Piper Underwood | Rimini Road
Delivering the kids to school. Del Mar Heights couldn’t handle 700 plus
students even if you could fit them into portables and classrooms
on campus. Photo Piper Underwood
Gone are the days of a private school education at a public school price.
Because the Del Mar Union School District is a basic aid district, relying primarily on property tax revenue and minimal state funding, it has thus far escaped some of the more severe state education cutbacks that other non-basic aid districts have suffered. It has not gone unnoticed by state budget makers who have set their eyes on basic aid districts in what they are calling a “fair share” funding requirement.
The fair share requirement for the DMUSD in the 2009-2010 school year totaled $1, 038, 452. In the 2010-2011 school year, this requirement is expected to increase to $2, 260,000. Depending on what happens at the State level, there could be even more money grabs in the future.
This, coupled with an anticipated decline in property tax revenue, has left the district in a scramble to cut expenses and identify possible revenue sources. The stability of the tax base, the stability of student enrollment, the level of student enrollment and a school’s capacity all affect the district’s ability to match programs to revenue.
The district is anticipated to grow in the southern and eastern portions of the district where development has skyrocketed and young families are looking to buy in a reputable school district. However, due to the housing crisis, some of these developments have stalled, but the district is still obligated under contracts with developers to hold seats for future students.
The district has aimed its scope at schools which are not running at capacity and who are expected to experience declining enrollment. The 7-11 district advisory committee found that Del Mar Hills was running at 74% capacity while Del Mar Heights was at a 77% capacity. Sycamore Ridge, a newer school, in the eastern section of the district, is running at 56% capacity, but is not being considered for either closure or reconfiguration because of expected future growth and legal obligations the district has with Pardee Homes.
DecisionInsite, a company used by the district to handle enrollment projections, found that Del Mar Heights is expected to grow in enrollment by 10%; Del Mar Hills is expected to drop in enrollment by 8%. These two schools draw from the same boundary, which has created a competition for enrollment. Some parents have suggested making one or both of the Westside schools a magnet or charter school with the idea of more academic freedom and to bolster enrollment in order to justify existence.
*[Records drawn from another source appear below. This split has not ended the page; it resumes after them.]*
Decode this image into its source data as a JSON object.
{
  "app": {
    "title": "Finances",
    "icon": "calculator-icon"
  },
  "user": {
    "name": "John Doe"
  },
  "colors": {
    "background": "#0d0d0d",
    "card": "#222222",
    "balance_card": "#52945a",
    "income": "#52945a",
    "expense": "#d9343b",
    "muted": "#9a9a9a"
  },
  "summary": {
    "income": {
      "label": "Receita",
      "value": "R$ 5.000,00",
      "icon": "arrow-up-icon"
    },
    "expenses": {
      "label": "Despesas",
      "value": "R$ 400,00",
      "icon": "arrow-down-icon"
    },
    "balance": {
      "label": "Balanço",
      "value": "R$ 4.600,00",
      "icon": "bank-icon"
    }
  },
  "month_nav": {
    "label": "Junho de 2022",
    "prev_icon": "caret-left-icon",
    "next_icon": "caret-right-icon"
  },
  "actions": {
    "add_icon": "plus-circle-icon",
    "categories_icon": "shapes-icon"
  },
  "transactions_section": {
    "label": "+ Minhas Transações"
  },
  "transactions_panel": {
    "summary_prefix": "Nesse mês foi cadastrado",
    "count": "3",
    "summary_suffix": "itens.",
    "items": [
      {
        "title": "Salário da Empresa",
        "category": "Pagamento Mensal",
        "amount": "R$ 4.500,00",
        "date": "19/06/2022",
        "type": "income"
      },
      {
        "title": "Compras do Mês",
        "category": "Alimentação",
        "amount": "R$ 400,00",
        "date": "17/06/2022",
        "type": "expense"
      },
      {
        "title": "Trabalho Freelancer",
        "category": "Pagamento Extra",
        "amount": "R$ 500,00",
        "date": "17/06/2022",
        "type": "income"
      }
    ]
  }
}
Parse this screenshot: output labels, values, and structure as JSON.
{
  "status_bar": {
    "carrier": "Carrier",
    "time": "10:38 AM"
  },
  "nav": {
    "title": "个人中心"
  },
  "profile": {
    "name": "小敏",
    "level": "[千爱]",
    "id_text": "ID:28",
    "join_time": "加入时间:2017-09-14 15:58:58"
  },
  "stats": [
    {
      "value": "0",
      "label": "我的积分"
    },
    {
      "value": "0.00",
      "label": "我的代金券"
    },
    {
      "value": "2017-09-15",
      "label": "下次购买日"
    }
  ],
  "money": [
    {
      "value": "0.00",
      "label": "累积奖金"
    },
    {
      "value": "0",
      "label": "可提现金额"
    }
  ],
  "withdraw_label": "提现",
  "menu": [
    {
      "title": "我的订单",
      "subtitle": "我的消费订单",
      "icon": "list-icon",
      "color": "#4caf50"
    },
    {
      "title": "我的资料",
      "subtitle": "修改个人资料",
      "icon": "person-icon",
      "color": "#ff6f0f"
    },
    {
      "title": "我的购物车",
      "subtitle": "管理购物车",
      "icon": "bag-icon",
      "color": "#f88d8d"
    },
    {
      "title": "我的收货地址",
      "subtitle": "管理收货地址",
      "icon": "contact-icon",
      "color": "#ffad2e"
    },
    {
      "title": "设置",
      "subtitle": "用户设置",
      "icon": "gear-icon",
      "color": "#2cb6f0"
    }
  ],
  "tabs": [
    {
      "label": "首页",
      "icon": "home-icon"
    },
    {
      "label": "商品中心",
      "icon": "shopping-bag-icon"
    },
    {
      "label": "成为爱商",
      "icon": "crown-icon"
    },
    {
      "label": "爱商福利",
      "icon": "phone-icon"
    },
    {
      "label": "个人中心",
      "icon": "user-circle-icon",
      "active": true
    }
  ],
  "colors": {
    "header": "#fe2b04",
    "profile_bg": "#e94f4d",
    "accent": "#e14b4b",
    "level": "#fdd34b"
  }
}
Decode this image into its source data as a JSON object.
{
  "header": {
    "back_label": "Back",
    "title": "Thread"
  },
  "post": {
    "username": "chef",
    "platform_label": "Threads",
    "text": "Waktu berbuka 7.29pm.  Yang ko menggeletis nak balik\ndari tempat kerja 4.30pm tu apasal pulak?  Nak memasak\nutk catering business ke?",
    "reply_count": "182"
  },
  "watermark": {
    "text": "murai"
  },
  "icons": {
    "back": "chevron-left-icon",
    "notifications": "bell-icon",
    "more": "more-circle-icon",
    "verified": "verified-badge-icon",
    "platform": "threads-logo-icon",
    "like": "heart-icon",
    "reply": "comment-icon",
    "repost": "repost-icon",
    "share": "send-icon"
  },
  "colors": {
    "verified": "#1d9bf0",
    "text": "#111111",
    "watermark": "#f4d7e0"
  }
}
In its most recent attempts at budget reductions, district staff has recommended combining the Hills and the Heights, with a revenue-generating preschool and a kindergarten at one, and grades 1-6 at the other. This recommendation would also entail moving a portion of the Del Mar Hills/Del Mar Heights boundary that resides east of I-5, and intra-district transfers back to their neighborhood schools bringing enrollment down to a manageable number for the 1-6 grade campus. Children from this boundary who are already enrolled at one of the two schools will be allowed to carry out their education at whichever campus hosts the 1-6 grade levels.
With a new boundary comprised of students west of the 5, the student population settles in at around 485 students, a reasonable number that could be housed at either the Hills’ or the Heights’ campus. The problem with this recommendation is that for the first couple of years as the transfers are able to stay at a school west of the 5, the student population runs upward of 700 kids, a number that cannot be safely housed at either campus.
With 81% of costs geared toward salaries and benefits, and property tax revenue uncertain, the district is trying to create efficiencies within the district (read: teacher and administration layoffs). We won’t know what the exact revenues from property taxes will be until August, but they are expected to decline, with only the City of Del Mar property tax revenue showing a modest gain.
The plot thickens.